(3) showing how the wound was
completely healed after 30 days.
Figure from Seifert, et al., 2012.
After the strength measurements were completed, the rodents were anaesthetized and had 4mm and 1.5cm wounds made on their skin, as well as 4mm holes punched in their ears in order to view the regeneration process. In an average rodent, the repair of a 4mm skin wound takes around 5 to 7 days and is accompanied by a significant amount of scarring. However, in the African spiny mouse it only took 1 to 2 days for scabbing of the skin wound to occur with new cells forming on the outside of the wound to repair it. After just 10 days, the ear of the mouse was fully healed.
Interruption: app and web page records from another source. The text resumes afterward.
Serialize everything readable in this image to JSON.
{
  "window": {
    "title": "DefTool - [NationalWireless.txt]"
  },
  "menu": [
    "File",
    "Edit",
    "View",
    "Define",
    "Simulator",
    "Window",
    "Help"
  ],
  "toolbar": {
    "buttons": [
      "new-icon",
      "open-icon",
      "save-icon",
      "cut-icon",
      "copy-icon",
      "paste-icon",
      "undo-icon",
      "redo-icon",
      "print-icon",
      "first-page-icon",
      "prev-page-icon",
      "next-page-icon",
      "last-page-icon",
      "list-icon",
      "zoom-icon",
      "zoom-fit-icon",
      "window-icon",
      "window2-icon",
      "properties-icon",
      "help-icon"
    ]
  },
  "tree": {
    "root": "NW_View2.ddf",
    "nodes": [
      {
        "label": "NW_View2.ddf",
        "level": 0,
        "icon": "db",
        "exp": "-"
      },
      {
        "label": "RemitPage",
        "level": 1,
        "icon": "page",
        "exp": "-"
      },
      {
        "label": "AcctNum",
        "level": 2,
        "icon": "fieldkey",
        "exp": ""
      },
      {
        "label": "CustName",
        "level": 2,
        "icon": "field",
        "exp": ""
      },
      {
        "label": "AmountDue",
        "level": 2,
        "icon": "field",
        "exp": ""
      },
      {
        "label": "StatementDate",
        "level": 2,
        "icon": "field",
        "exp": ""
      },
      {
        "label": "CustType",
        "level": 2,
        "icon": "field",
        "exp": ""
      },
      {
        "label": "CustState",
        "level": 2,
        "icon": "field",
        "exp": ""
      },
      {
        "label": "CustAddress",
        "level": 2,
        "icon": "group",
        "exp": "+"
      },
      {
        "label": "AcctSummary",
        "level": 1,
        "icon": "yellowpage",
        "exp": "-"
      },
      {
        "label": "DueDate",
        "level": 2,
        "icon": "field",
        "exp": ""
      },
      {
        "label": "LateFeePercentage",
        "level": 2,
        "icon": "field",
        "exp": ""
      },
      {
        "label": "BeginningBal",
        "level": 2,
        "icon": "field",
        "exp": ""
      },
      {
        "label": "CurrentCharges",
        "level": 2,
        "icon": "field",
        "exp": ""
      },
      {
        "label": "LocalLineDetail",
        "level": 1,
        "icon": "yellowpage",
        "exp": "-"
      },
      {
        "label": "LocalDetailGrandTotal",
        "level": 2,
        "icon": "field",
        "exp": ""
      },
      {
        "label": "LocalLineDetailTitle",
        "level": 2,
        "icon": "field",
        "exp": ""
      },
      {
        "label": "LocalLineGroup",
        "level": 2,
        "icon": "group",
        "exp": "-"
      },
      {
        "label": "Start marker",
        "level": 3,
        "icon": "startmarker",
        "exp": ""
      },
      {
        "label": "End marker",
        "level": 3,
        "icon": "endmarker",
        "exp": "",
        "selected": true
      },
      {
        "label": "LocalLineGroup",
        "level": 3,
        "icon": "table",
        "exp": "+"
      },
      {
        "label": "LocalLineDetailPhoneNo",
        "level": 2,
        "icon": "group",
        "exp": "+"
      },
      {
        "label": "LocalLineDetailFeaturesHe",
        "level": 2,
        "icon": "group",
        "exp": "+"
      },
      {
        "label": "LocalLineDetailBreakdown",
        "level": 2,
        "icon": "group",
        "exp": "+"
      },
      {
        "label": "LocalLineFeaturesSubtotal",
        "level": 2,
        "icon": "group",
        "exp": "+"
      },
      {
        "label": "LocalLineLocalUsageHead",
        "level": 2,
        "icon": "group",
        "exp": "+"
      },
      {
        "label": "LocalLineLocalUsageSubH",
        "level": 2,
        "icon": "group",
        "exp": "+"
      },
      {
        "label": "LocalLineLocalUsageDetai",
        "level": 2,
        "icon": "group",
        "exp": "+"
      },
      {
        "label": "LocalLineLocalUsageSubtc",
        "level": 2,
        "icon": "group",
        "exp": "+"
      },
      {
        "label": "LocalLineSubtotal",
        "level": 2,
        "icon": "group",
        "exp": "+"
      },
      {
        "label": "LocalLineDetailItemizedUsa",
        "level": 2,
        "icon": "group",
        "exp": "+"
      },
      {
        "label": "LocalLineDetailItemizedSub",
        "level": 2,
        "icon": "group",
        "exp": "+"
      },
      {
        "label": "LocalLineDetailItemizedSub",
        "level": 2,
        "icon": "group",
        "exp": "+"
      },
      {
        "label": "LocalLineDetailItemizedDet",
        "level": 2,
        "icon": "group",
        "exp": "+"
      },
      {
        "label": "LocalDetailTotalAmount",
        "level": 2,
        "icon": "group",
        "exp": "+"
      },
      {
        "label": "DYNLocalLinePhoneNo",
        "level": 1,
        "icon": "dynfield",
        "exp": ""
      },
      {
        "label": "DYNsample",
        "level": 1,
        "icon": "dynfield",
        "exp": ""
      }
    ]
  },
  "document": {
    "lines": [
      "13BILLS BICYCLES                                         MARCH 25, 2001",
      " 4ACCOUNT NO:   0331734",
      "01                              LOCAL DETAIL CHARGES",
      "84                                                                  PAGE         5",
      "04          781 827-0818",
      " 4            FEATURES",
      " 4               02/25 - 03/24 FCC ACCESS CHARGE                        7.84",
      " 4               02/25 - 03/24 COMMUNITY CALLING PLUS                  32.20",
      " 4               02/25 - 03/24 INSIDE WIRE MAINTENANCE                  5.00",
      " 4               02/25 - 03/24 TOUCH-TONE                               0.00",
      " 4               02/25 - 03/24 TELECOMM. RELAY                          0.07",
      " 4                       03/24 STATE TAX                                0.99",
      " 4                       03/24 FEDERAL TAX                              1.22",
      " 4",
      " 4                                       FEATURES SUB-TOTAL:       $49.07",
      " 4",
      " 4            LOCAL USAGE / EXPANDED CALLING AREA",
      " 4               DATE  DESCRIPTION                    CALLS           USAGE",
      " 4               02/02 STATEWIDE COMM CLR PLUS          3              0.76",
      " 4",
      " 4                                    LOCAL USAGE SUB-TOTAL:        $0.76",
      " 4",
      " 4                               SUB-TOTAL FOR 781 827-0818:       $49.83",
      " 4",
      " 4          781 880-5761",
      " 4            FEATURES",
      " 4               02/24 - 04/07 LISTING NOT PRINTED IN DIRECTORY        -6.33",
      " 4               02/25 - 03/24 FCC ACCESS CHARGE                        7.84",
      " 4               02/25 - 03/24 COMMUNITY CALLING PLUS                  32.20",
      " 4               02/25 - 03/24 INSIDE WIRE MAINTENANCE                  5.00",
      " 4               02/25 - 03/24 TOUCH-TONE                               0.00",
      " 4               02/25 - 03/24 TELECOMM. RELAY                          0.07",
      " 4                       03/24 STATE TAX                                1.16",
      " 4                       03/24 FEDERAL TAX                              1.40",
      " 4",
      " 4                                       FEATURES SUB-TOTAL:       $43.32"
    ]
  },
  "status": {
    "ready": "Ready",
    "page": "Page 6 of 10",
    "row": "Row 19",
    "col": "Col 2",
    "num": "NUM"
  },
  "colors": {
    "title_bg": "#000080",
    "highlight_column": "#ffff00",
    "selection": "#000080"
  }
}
In the ear punches, there were no signs of scarring that would have been expected in a rodent, and healthy cartilage had formed. By the 21st day of the experiment, African spiny mice had developed new hair follicles and healthy new hair covering the once wounded area. In total, Dr. Seifert discovered that African spiny mice were capable of regenerating their skin, hair follicles, and sweat glands.

Dr. Seifert suggested the skin of African spiny mice is fragile because it allows them to escape predators. This would require a quick healing time to reduce the chance of infection and ultimately death in the mouse after escaping. This is why they may have gained the ability to regenerate their skin, but how exactly does this happen? Dr. Seifert and his research team recently showed that, in these species, it occurs through a process known as epimorphic regeneration. This is when a blastema (a mass of immature, unspecialized cells) forms where the wound once was. These cells are capable of turning into whatever type of tissue was present in that area. This particular method of regeneration is how salamanders are capable of regenerating their limbs. Again, more research would need to be done in order to confirm or deny this. However, one thing is true, and that is that more research into this could prove to be useful in the future of medicine when it comes to healing critical and invasive injuries. By discovering the physiological process behind this, and then being able to replicate it in a lab, researchers may discover ways to heal injuries faster.




Works Cited

Seifert, Ashley W., Stephen G. Kiama, Megan G. Seifert, Jacob R. Goheen, Todd M. Palmer, and Malcolm Maden. "Skin Shedding and Tissue Regeneration in African Spiny Mice (Acomys)." Nature 489 (2012): 561-65. doi:10.1038/nature11499

Gawriluk, Thomas R., Jennifer Simkin, Katherine L. Thompson, Shishir K. Biswas, Zak Clare-Salzler, John M. Kimani, Stephen G. Kiama, Jeramiah J. Smith, Vanessa O. Ezenwa & Ashley W. Seifert. "Comparative analysis of ear-hole closure identifies epimorphic regeneration as a discrete trait in mammals" Nature Communications 7.11164 (2016). doi:10.1038/ncomms11164